Items from an interface collection:

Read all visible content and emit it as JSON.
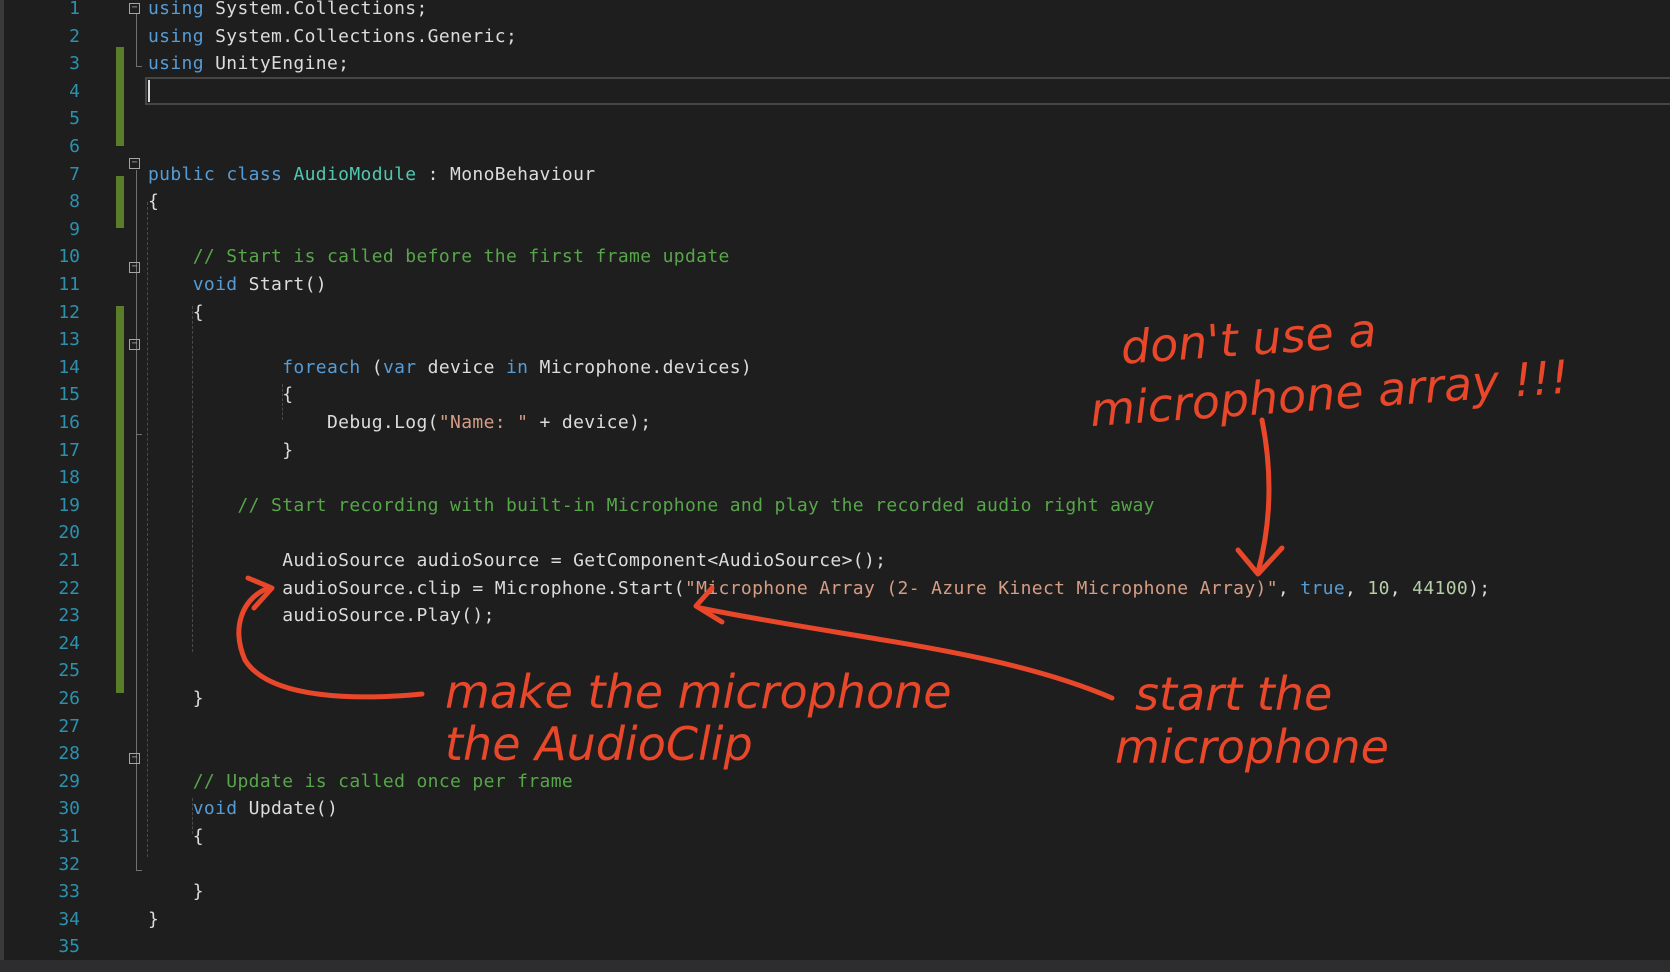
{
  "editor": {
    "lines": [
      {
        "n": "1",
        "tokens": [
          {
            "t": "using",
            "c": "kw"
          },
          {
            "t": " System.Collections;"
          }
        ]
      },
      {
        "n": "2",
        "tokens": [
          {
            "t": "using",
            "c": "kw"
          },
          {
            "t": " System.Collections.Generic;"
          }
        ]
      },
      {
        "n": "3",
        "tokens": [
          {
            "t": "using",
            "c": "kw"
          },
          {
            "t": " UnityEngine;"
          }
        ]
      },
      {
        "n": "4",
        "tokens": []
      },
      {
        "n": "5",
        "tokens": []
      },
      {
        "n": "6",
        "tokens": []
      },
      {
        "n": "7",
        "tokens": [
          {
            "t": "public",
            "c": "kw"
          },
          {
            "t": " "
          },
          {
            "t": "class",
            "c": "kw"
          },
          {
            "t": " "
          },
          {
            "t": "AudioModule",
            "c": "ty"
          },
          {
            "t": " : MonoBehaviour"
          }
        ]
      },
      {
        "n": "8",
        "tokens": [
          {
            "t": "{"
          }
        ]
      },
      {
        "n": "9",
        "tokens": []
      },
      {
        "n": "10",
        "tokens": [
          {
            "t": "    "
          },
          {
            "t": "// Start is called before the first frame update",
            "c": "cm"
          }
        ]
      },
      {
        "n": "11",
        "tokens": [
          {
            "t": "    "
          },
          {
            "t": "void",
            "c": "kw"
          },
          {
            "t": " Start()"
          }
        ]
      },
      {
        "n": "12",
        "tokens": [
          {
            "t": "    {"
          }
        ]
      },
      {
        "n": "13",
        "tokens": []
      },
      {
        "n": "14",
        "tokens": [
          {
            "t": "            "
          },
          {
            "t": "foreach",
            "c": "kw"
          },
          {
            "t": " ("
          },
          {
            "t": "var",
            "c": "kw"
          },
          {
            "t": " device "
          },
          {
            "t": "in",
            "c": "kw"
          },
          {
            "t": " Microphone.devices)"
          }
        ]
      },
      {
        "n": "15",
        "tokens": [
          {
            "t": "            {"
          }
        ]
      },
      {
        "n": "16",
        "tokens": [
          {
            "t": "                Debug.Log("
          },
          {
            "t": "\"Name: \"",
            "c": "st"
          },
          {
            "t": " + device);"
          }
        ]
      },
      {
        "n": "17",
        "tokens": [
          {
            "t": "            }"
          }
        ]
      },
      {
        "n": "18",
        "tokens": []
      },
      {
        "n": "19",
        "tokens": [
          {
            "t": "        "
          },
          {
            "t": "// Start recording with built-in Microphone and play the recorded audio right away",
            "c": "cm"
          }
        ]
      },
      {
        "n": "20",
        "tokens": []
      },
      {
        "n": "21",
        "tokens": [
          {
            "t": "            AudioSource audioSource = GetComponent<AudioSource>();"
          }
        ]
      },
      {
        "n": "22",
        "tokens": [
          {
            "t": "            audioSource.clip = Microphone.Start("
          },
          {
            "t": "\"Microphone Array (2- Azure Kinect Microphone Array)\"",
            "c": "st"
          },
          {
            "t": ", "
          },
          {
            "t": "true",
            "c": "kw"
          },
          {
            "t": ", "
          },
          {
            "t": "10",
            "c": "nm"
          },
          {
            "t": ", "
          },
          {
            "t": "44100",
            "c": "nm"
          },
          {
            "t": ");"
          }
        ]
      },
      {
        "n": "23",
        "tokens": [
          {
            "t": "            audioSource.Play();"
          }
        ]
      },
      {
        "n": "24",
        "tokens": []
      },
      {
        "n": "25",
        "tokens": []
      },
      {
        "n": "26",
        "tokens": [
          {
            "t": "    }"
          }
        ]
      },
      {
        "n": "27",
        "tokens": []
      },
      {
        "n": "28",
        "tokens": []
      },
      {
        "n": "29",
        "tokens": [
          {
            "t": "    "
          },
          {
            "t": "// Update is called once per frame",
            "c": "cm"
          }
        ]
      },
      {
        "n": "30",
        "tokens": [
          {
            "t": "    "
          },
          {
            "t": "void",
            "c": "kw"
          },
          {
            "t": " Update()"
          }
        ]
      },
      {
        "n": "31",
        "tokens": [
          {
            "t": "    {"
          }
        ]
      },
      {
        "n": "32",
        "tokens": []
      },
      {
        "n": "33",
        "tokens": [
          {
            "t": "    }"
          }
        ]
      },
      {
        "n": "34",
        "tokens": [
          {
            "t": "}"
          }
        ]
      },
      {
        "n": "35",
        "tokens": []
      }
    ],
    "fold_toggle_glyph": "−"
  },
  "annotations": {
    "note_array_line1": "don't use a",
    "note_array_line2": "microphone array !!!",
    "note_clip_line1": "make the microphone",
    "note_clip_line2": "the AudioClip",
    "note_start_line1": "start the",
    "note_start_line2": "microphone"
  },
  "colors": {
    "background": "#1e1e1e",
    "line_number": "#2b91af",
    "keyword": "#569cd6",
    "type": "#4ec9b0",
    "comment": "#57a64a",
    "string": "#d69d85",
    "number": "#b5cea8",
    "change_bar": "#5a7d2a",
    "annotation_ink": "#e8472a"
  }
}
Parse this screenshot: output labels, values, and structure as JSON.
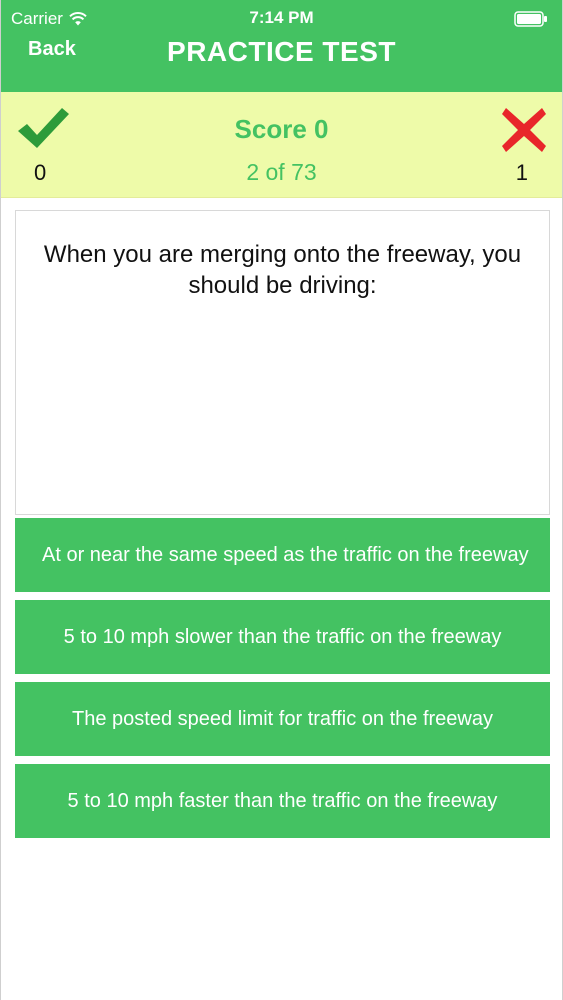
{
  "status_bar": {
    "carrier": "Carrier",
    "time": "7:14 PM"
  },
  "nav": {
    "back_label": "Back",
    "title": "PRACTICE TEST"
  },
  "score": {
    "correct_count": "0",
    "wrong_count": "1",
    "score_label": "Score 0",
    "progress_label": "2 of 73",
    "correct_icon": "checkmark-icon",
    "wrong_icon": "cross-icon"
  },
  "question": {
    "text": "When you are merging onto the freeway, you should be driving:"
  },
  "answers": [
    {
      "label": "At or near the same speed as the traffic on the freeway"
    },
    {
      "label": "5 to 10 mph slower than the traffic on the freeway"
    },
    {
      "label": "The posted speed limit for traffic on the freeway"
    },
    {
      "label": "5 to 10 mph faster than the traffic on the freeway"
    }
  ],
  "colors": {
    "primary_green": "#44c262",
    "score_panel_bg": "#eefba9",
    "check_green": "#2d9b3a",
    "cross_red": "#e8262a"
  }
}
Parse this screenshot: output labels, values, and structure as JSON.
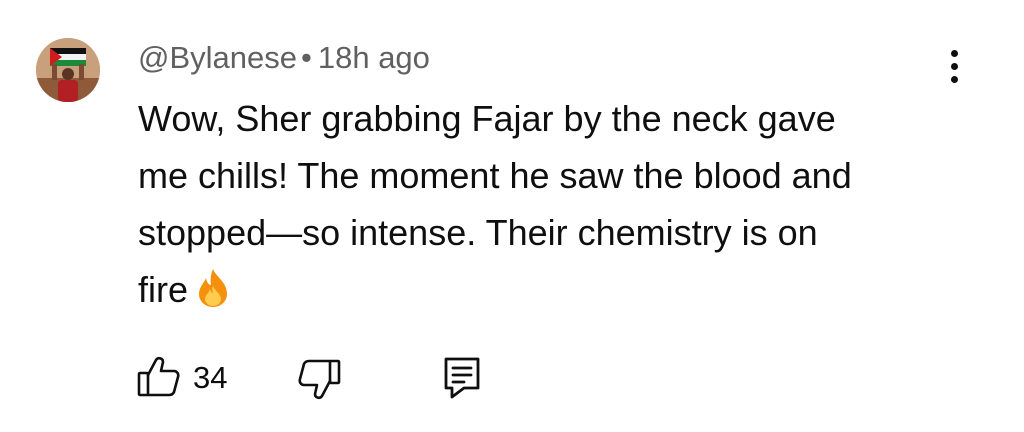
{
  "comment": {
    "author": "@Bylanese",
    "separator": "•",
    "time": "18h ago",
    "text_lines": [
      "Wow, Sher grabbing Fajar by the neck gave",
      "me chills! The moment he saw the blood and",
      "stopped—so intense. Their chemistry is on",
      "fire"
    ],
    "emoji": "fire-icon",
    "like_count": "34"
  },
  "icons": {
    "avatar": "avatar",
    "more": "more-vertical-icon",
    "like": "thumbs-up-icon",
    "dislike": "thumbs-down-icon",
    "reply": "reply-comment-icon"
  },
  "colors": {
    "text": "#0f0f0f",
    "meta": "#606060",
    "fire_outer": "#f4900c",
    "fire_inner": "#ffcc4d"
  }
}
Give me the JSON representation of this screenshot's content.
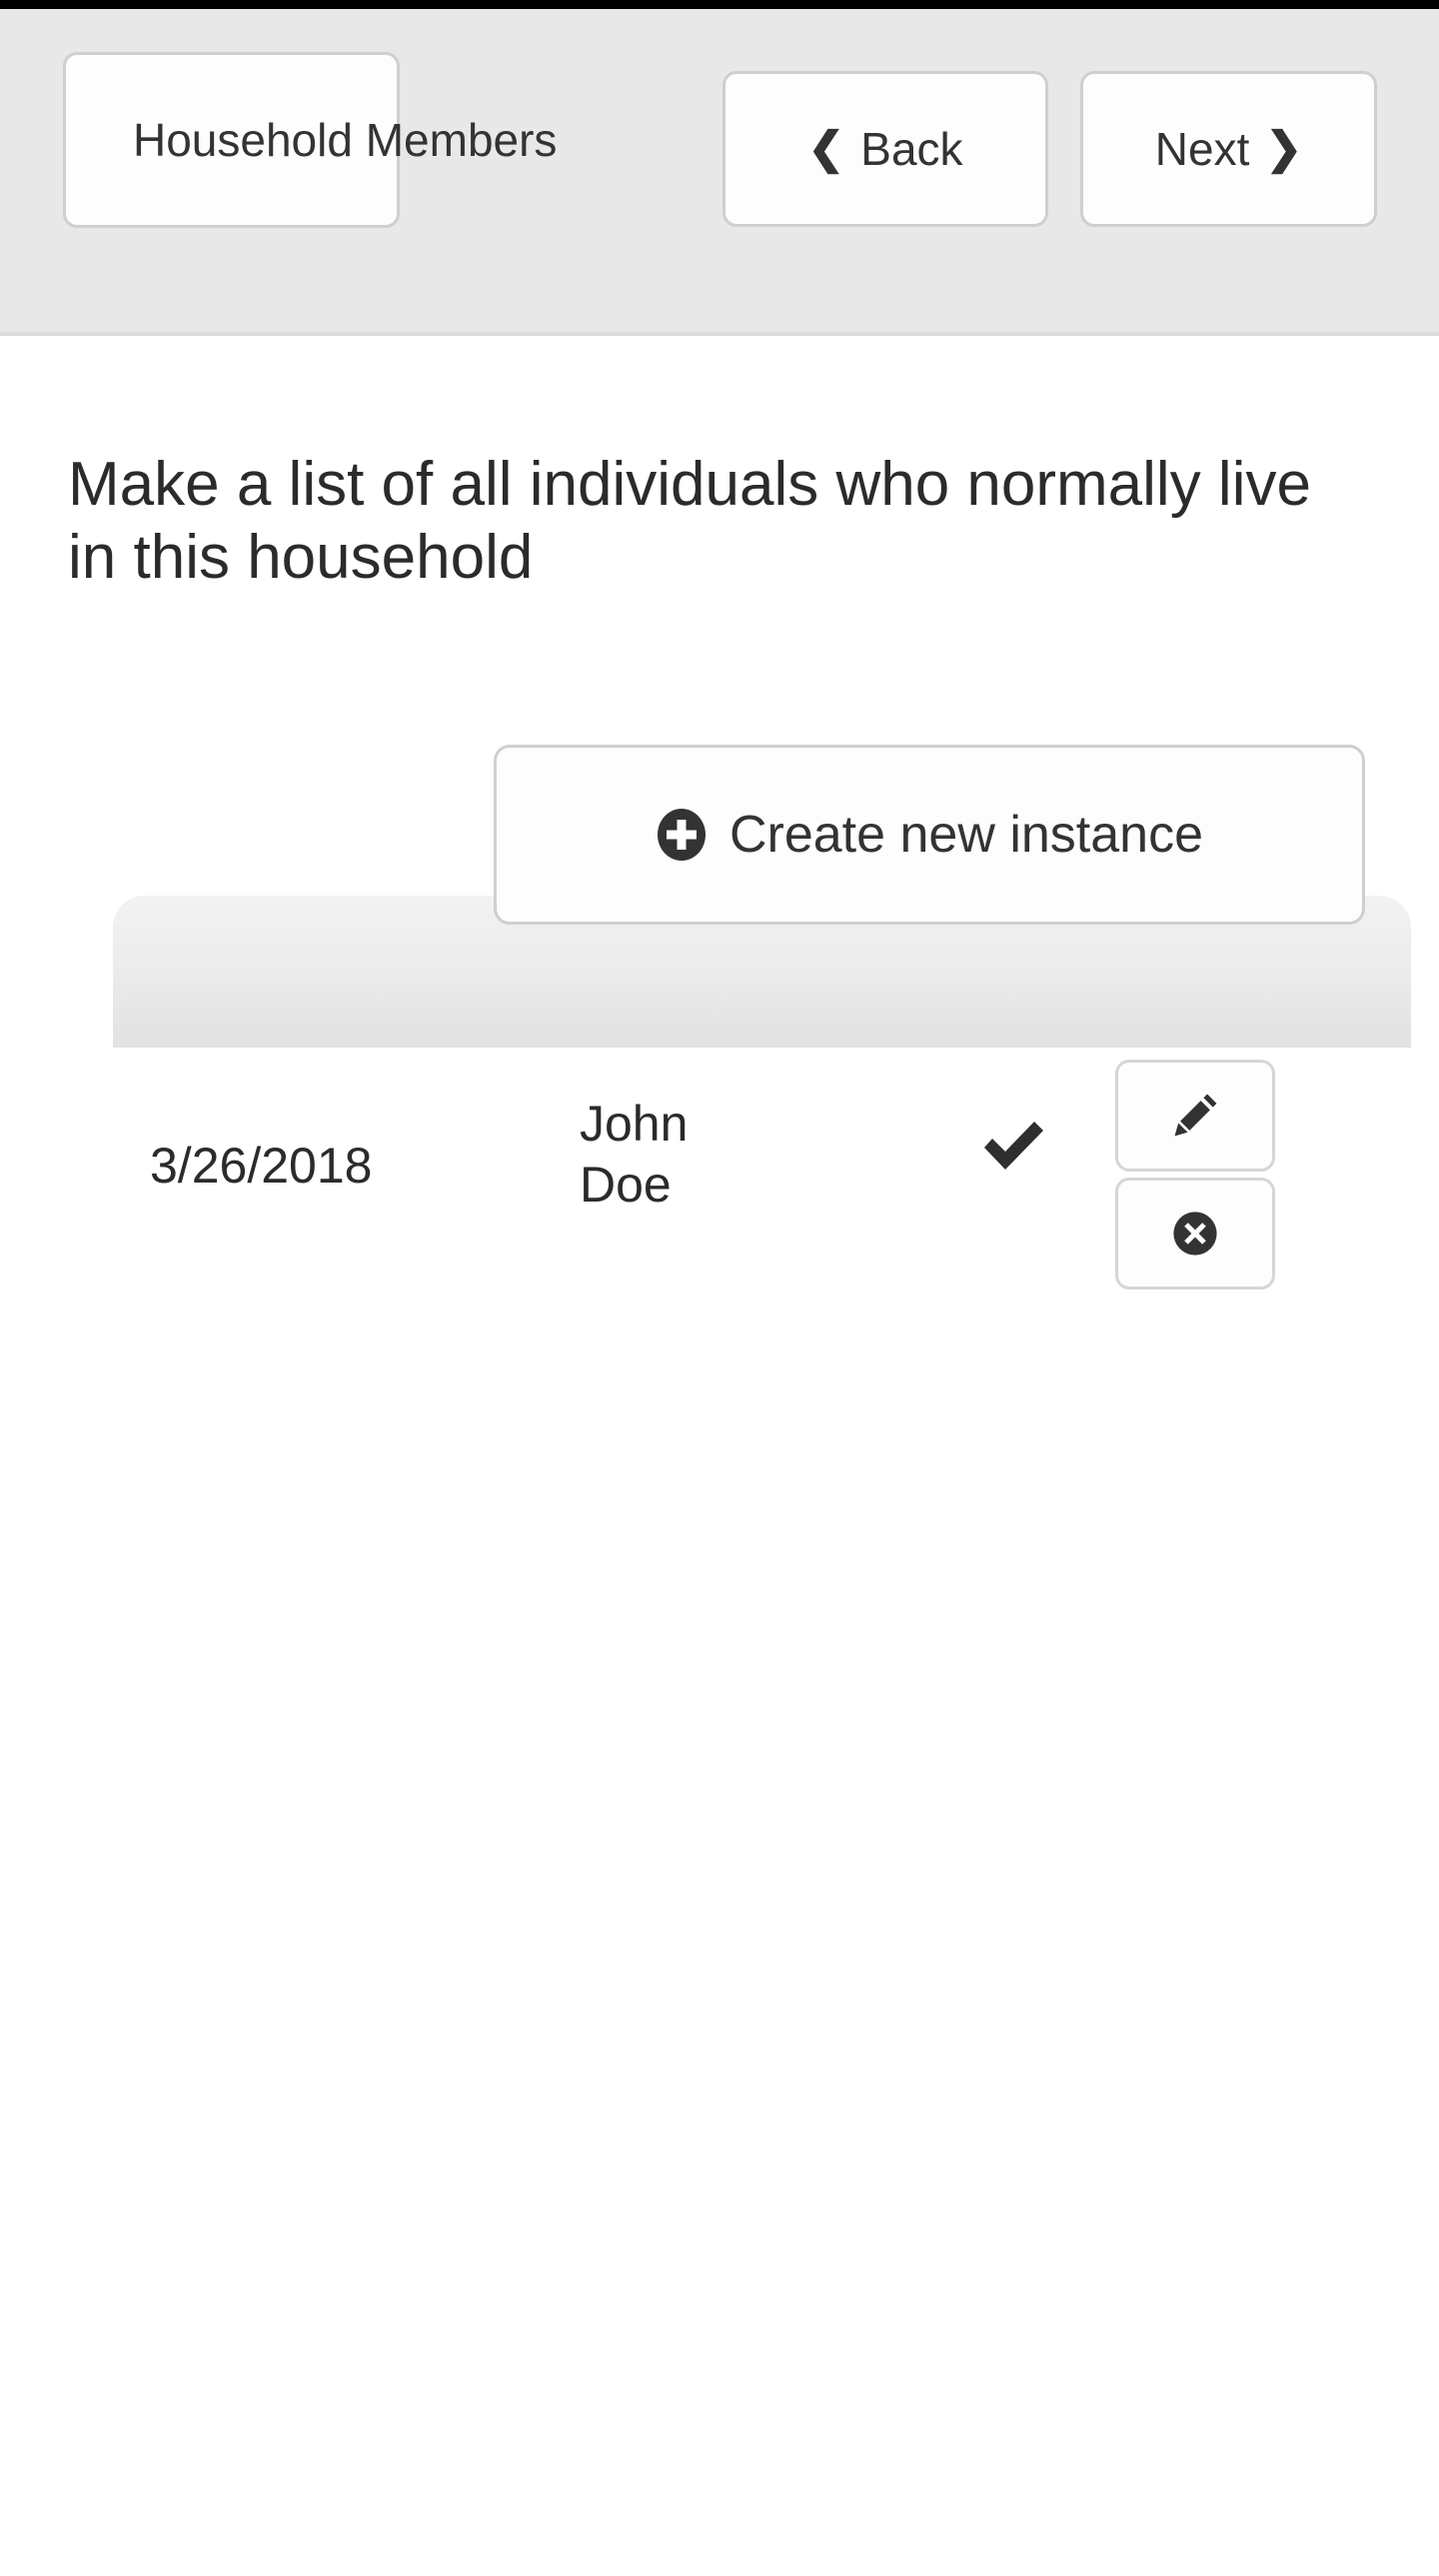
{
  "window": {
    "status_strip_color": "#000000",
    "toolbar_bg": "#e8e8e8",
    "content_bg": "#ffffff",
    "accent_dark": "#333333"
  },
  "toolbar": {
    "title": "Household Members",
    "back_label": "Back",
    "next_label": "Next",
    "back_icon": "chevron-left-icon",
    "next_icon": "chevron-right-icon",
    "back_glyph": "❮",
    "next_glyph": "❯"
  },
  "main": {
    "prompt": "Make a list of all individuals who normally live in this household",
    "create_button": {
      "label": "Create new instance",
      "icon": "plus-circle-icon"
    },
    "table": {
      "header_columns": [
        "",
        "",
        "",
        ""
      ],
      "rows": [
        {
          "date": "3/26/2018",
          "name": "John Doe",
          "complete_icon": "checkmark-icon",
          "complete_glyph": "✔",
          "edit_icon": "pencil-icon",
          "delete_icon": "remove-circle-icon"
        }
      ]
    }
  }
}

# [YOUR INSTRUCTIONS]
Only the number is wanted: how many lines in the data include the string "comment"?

# [TASK OUTPUT]
3